Records for the exercise section start

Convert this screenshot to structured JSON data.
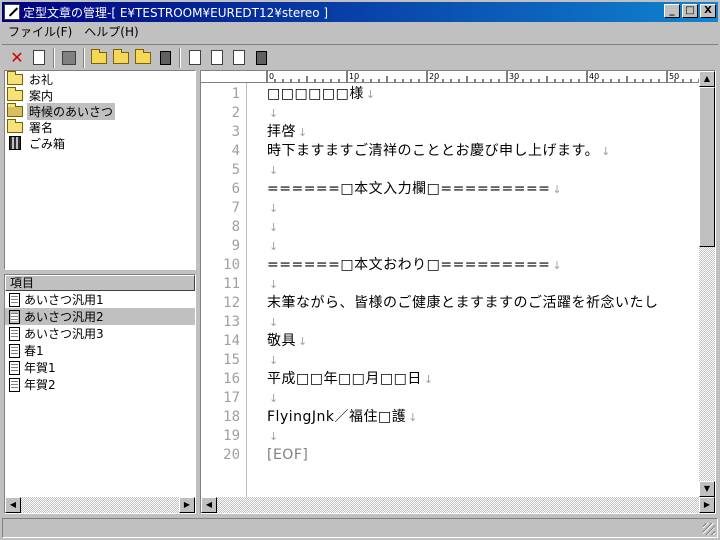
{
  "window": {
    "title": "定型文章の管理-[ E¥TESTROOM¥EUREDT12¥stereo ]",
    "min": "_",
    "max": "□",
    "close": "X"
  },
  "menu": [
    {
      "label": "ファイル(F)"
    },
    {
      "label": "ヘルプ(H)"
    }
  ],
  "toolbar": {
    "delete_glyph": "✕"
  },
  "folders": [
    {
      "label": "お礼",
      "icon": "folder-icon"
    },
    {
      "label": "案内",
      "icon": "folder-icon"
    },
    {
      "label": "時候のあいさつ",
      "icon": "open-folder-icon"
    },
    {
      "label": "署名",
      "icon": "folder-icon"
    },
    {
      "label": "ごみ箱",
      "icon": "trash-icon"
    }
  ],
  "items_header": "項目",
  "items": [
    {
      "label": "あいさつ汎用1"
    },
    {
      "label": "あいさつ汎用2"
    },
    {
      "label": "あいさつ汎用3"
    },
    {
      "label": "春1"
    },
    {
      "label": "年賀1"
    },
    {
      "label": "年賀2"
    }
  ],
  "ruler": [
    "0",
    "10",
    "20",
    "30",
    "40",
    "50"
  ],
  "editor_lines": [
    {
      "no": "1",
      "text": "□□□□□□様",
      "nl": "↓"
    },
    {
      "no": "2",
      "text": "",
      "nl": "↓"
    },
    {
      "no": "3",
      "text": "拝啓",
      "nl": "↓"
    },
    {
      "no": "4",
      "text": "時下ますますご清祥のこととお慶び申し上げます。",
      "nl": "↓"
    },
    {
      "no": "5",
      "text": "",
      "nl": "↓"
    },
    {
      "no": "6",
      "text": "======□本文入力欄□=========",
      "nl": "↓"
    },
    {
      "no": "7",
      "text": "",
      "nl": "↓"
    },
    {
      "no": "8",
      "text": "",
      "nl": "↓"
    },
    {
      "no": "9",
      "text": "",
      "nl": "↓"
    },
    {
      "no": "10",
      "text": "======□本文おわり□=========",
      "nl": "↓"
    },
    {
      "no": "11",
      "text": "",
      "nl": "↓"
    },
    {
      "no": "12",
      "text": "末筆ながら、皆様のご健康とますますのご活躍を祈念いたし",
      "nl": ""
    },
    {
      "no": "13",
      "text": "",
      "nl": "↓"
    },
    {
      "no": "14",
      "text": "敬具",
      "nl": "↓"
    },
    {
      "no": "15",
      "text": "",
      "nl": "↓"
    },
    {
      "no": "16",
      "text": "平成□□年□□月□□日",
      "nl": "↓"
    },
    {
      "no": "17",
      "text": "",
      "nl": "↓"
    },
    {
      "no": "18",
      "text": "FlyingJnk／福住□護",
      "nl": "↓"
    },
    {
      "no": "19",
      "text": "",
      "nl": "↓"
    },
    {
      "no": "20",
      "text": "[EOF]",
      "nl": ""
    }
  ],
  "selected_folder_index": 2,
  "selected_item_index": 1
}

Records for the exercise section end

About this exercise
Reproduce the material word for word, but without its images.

Solution to the problem
Convert this screenshot to structured JSON data.
{
  "window": {
    "title": "定型文章の管理-[ E¥TESTROOM¥EUREDT12¥stereo ]",
    "min": "_",
    "max": "□",
    "close": "X"
  },
  "menu": [
    {
      "label": "ファイル(F)"
    },
    {
      "label": "ヘルプ(H)"
    }
  ],
  "toolbar": {
    "delete_glyph": "✕"
  },
  "folders": [
    {
      "label": "お礼",
      "icon": "folder-icon"
    },
    {
      "label": "案内",
      "icon": "folder-icon"
    },
    {
      "label": "時候のあいさつ",
      "icon": "open-folder-icon"
    },
    {
      "label": "署名",
      "icon": "folder-icon"
    },
    {
      "label": "ごみ箱",
      "icon": "trash-icon"
    }
  ],
  "items_header": "項目",
  "items": [
    {
      "label": "あいさつ汎用1"
    },
    {
      "label": "あいさつ汎用2"
    },
    {
      "label": "あいさつ汎用3"
    },
    {
      "label": "春1"
    },
    {
      "label": "年賀1"
    },
    {
      "label": "年賀2"
    }
  ],
  "ruler": [
    "0",
    "10",
    "20",
    "30",
    "40",
    "50"
  ],
  "editor_lines": [
    {
      "no": "1",
      "text": "□□□□□□様",
      "nl": "↓"
    },
    {
      "no": "2",
      "text": "",
      "nl": "↓"
    },
    {
      "no": "3",
      "text": "拝啓",
      "nl": "↓"
    },
    {
      "no": "4",
      "text": "時下ますますご清祥のこととお慶び申し上げます。",
      "nl": "↓"
    },
    {
      "no": "5",
      "text": "",
      "nl": "↓"
    },
    {
      "no": "6",
      "text": "======□本文入力欄□=========",
      "nl": "↓"
    },
    {
      "no": "7",
      "text": "",
      "nl": "↓"
    },
    {
      "no": "8",
      "text": "",
      "nl": "↓"
    },
    {
      "no": "9",
      "text": "",
      "nl": "↓"
    },
    {
      "no": "10",
      "text": "======□本文おわり□=========",
      "nl": "↓"
    },
    {
      "no": "11",
      "text": "",
      "nl": "↓"
    },
    {
      "no": "12",
      "text": "末筆ながら、皆様のご健康とますますのご活躍を祈念いたし",
      "nl": ""
    },
    {
      "no": "13",
      "text": "",
      "nl": "↓"
    },
    {
      "no": "14",
      "text": "敬具",
      "nl": "↓"
    },
    {
      "no": "15",
      "text": "",
      "nl": "↓"
    },
    {
      "no": "16",
      "text": "平成□□年□□月□□日",
      "nl": "↓"
    },
    {
      "no": "17",
      "text": "",
      "nl": "↓"
    },
    {
      "no": "18",
      "text": "FlyingJnk／福住□護",
      "nl": "↓"
    },
    {
      "no": "19",
      "text": "",
      "nl": "↓"
    },
    {
      "no": "20",
      "text": "[EOF]",
      "nl": ""
    }
  ],
  "selected_folder_index": 2,
  "selected_item_index": 1
}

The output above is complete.